It is tempting to confuse pop music with popular music . The New Grove Dictionary Of Music and Musicians , the musicologist 's ultimate reference resource, identifies popular music as the music since industrialization in the 1800s that is most in line with the tastes and interests of the urban middle class. This would include an extremely wide range of music from vaudeville and minstrel shows to heavy metal . Pop music, on the other hand, has primarily come into usage to describe music that evolved out of the rock 'n roll revolution of the mid-1950s and continues in a definable path to today.
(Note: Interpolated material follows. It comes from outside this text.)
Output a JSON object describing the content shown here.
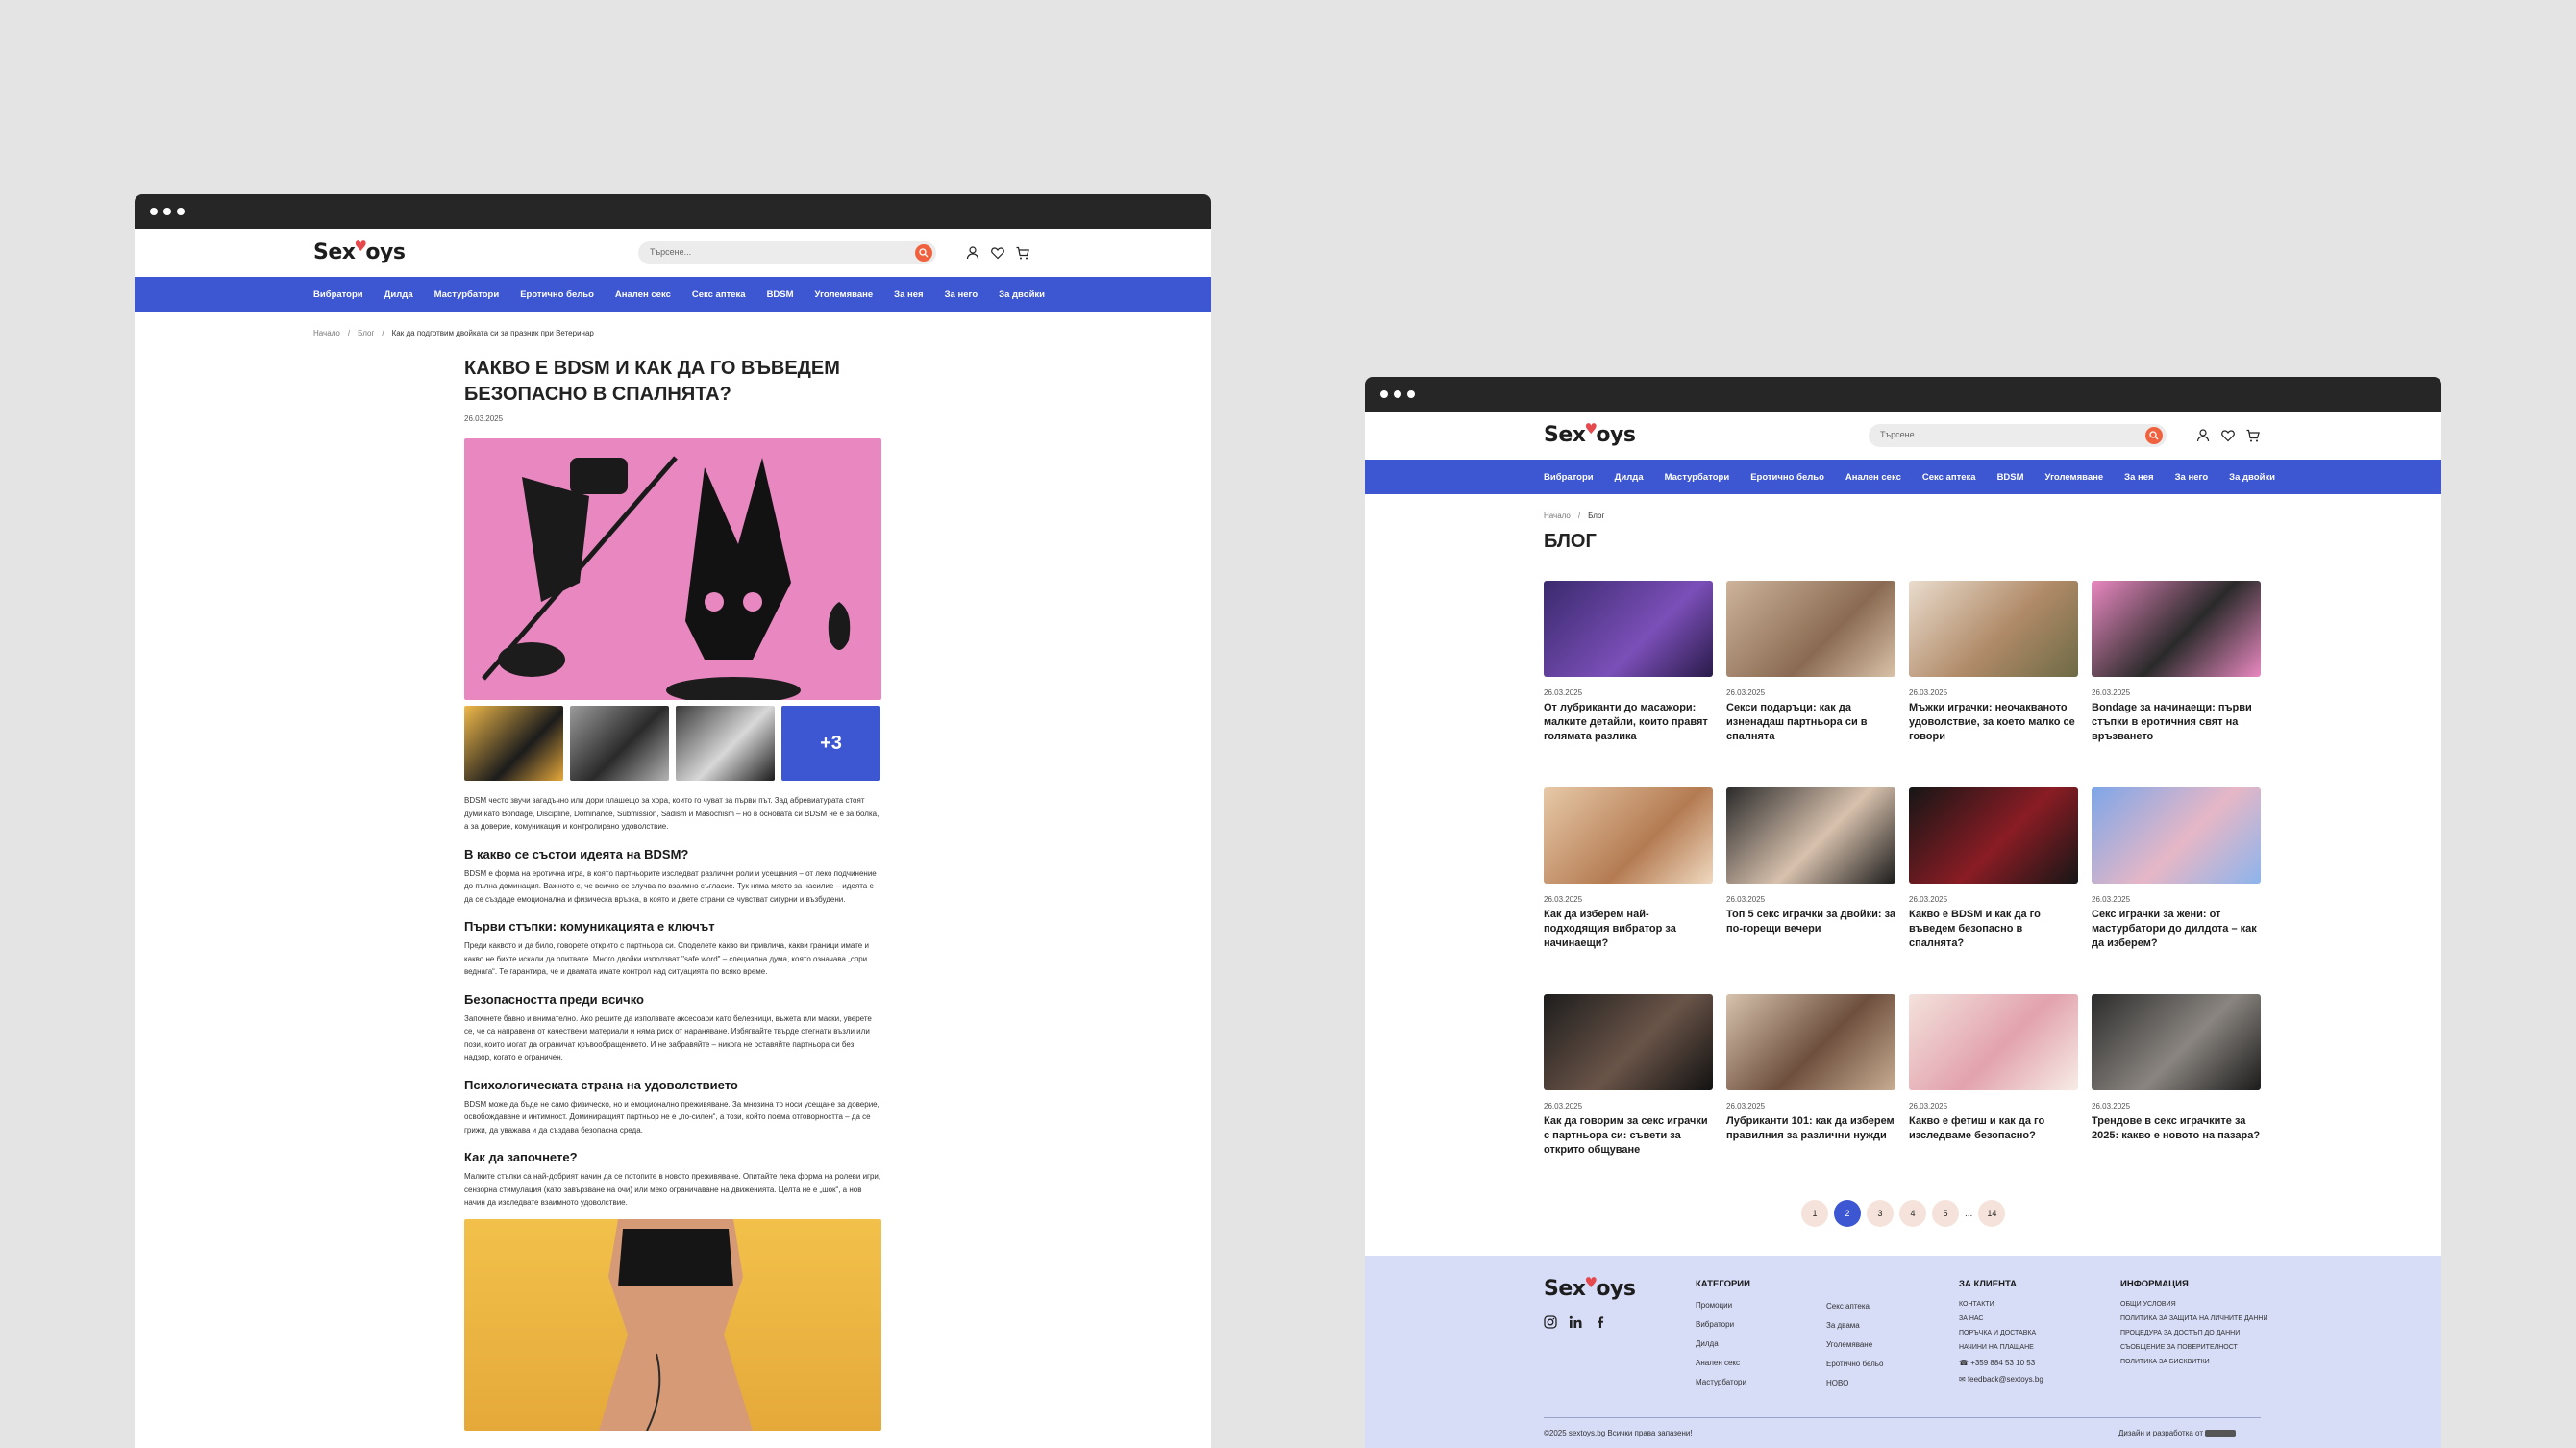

In the Tan Kah Kee Young Inventors' Award 2003, this very smart caning machine for schools won a commendation award for its inventor, Tan Song Koy of Yuying Secondary School. The entries in this annual competition are entirely serious and useful gadgets. This one was up against a cockroach catcher and an improved helmet for cyclists, among other things. Its aim is "to deliver even and consistent caning strikes to all offenders".
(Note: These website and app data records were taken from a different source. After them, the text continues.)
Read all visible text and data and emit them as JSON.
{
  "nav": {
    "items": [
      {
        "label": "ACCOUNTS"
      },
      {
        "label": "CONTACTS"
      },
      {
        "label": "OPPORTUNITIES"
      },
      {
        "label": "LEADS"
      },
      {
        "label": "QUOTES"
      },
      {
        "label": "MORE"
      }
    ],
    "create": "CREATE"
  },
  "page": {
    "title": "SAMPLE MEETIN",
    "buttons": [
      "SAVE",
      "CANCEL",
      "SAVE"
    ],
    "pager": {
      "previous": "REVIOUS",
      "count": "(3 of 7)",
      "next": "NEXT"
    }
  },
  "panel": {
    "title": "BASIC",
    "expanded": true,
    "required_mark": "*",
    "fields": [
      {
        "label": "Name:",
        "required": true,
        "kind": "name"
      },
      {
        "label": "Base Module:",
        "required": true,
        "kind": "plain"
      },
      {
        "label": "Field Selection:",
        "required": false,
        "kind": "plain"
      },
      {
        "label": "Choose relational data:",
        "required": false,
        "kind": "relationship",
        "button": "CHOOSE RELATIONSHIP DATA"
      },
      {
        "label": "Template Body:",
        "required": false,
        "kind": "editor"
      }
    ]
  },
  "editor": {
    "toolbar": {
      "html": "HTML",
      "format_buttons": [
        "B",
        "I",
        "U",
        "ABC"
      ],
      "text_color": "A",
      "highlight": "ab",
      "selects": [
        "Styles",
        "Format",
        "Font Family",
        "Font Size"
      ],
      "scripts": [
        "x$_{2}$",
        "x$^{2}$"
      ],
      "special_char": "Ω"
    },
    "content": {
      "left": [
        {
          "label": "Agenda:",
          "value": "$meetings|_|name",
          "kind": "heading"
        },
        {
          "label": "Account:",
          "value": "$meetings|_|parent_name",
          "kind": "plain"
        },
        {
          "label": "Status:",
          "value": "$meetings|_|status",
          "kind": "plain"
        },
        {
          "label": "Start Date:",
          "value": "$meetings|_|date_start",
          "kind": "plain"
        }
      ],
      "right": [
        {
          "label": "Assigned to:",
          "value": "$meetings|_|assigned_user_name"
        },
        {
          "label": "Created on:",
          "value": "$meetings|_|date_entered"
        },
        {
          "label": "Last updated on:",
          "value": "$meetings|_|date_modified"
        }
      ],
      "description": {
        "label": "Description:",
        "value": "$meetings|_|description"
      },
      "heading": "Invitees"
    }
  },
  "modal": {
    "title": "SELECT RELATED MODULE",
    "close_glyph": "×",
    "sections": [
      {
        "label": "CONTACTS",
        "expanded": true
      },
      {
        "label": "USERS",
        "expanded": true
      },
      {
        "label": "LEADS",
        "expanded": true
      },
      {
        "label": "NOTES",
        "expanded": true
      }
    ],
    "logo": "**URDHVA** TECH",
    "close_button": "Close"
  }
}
Song Koy had witnessed the punishment of six boys at his school, and felt it was "unfair when his friend, being the first to be caned, received the hardest strikes ... The discipline master (DM) was tired by the time he caned the last offenders, therefore his strike is lighter in comparison". (This is, in part, the argument put forward by Jeremy Bentham in the 18th century in the quote at the beginning of this article.)
The offender stands on the yellow platform with his front against the red pad, and bends over the pillar, grasping the red handles low down on the other side. In so doing, he presents the tautened seat of his pants to the cane, which is on a spring and which strikes when a catch is released, unfortunately not clearly shown in the pictures. The machine folds up when not in use, and has two wheels at the base enabling it to be pulled easily from one classroom to the next.
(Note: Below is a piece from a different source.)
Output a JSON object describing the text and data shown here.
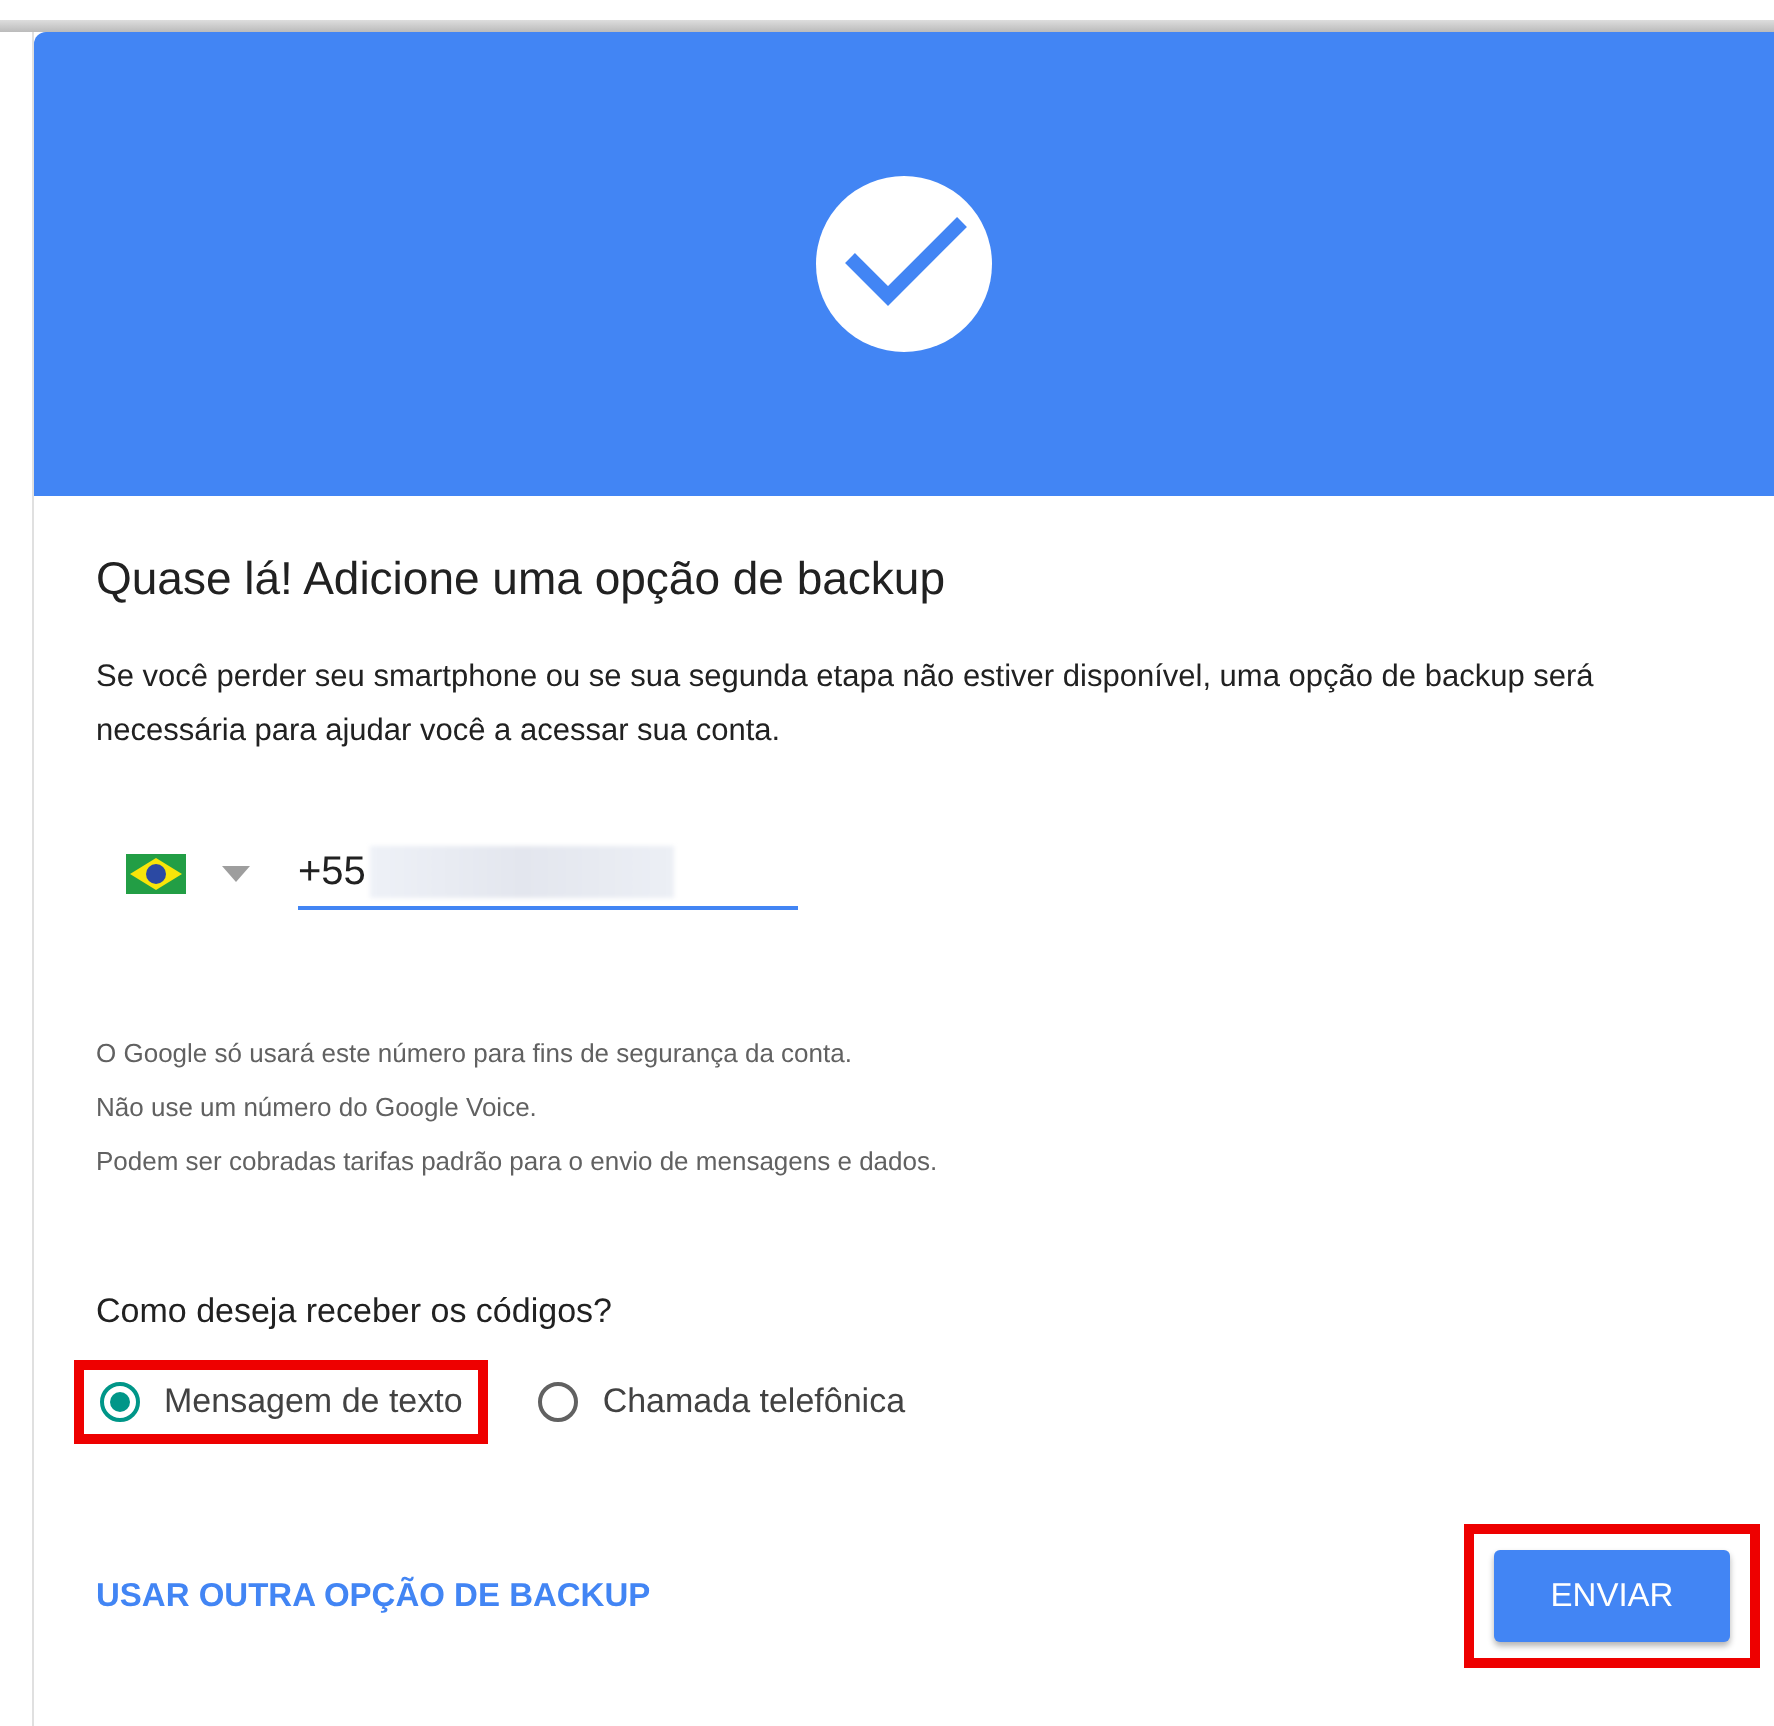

There is no word on whether the machine was ever put to actual use, but anecdotal reports from the school where it was designed and built are of traditional canings by a human DM. I am pretty sure that in practice it would be very difficult to get a machine to replicate the accuracy, power and timing (and especially that crucial flick of the wrist at the last moment) of a skilled discipline master, such as is employed by most secondary schools in Singapore. An easier way, perhaps, to solve the problem identified by Song Koy would be not to punish six students all at one go, but instead to give the DM a 10-minute break between canings.